By 2002, they were fed up. Saud Bahwan picked up the phone and called his brother. They agreed to part ways. The price for ending it was Toyota. “We had to move forward,” she says.
The newly-formed Saud Bahwan Group took Toyota, while the Suhail Bahwan Group kept the original Seiko and Toshiba licenses, among other businesses; it would later win the right to distribute Nissan and BMW cars.
Saud Bahwan passed away in 2008 at the age of 68. His son Mohammed, who’s worth an estimated $1 billion, now runs the company. In a statement to Forbes Middle East, the Saud Bahwan Group says “the family remains very close-knit.”
Suhail Bahwan’s urea plant was an expensive venture. It took years to secure permits from the government and negotiate favorable rates for natural gas. He financed the $1.3 billion project with a loan from the Japan Bank for International Cooperation and contracted Mitsubishi Heavy Industries to build the plant. It became operational in 2009. He targeted Qatar as his next location, but unfavorable natural gas rates squashed the project.
Bahwan settled on Algeria, where a partnership with Sonatrach made it easier to access natural gas at an affordable rate. Suhail Bahwan Group owns 51% of the venture. He finalized the deal in 2008, but the project was beset with delays, as the country grappled with instability. Nine years on, the Algerian plant is finally nearing completion.
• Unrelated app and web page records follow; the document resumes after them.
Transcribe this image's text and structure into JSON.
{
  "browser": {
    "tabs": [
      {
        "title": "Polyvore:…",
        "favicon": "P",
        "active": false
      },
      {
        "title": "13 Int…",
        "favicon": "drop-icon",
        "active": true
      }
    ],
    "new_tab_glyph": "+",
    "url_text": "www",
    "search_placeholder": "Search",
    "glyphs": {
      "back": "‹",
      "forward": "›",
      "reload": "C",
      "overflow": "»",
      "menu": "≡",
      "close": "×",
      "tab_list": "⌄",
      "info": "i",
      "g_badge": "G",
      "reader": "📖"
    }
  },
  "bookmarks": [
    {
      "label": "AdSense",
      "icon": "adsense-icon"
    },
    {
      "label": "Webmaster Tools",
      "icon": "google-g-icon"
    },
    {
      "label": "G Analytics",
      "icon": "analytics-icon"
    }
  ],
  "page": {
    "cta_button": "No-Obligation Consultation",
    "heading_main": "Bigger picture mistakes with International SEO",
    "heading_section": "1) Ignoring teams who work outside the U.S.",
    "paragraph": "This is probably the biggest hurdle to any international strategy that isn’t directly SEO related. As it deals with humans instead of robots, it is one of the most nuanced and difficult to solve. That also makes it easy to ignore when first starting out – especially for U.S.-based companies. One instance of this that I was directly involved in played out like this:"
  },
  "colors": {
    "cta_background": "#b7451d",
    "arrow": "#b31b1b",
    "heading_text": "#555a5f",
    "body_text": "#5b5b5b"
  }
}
While her father focused his energies on fertilizers, Amal Bahwan continued tinkering with the company’s organization. Proving a knack for administration, she helped consolidate the group’s divisions. As her authority grew, she ran at times afoul of senior executives.
She remembers being called into her father’s office one day. He angrily read off a list of complaints against her. One of her brothers was present in the room, so she sat quietly stewing, until he left. She then let loose. “I shouted back,” she says.